In this post, on HelpingWritersBecomeAuthors.com, K.M. Weiland shares the experiences that made her a writer, the questions that had her doubting her career choice, the wisdom of others that provided answers to her questions, and the five reasons she is able to conclude “writing is important to the world.”
Don’t take my word for it. Go read the post now, and then come back.
Wasn’t That Inspiring!
I’m tempted to quote so much of what she said, but of course, you’ve already read it. Instead I’d like to comment and elaborate on her 5 conclusions and how they resonate for me.
5 Reasons I Agree Writing, and Thereby Reading, Stories, both Fiction and Non, is of Value for Us Personally and for Our World:
“1. Stories give us good truths.” They show us how the world works. They inspire us to be better and often show us how. Stories, both fictional and non, are therefore empowering.
“2. Stories give us bad truths.” Stories, again both fiction and non-fiction, can serve as warnings. They provide a training ground for discovering strategies and ways of being that work and ones that do not. Better yet, as a reader, you get to discover these things vicariously, rather than have to suffer the consequences of dangerous, foolish, or selfish/narrow-minded actions.
“3. Stories open our minds and teach us empathy.” Effective educators know that reading fiction and experiencing life through a character’s mind and heart, expands our and our students’ wealth of experience. They show us how other people’s feelings and thought processes work, as we experience them through character. Thus story, both fiction and non, helps develop empathy for others.
I love this Merriam Webster definition of empathy:
the action of understanding, being aware of, being sensitive to, and vicariously experiencing the feelings, thoughts, and experience of another of either the past or present without having the feelings, thoughts, and experience fully communicated in an objectively explicit manner; also :the capacity for this
In a world that seems to be growing smaller, more crowded, and more conflicted each day, empathy is an absolutely essential skill for living together in harmony.
“4. Stories offer us archetypal role models.” Weiland asks “if you’ve ever been in the midst of a difficult experience or faced by an overwhelming decision—and you were helped in remembering a character who endured something similar?” Have you? I know I have. At one very difficult time in my life inspiration provided by a fictional character helped buy my children 15 more years with an intact, functional nuclear family.
“5. Stories teach us to hope.” In our messy, messy world and our imperfect, challenging lives it can be tempting to just give up. But stories show us the effort to not just survive, but thrive is worthwhile. They remind us that light and hope remain in our world. While we cannot live lives of unadulterated bliss, times of joy, of love, of peace do exist, and if we make wise choices on our journeys, we will experience them and carry their memories within us along the way.
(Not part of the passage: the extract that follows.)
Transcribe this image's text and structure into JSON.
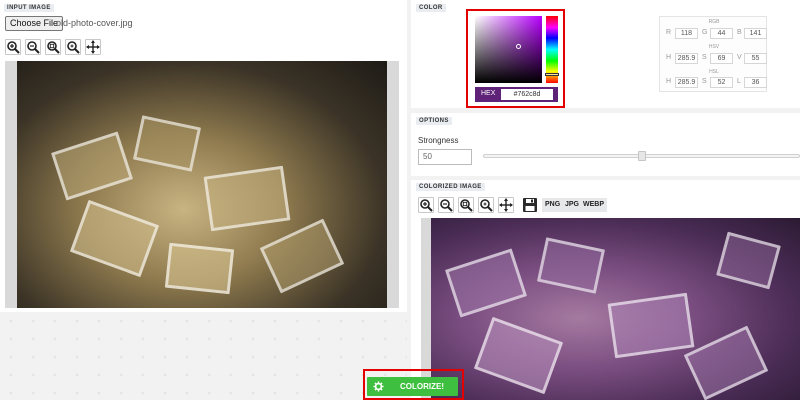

What do you feel is the value of reading and writing? In focusing on Weiland’s post, is there anything you think I missed? Please share in the comment space below. I love to hear from you!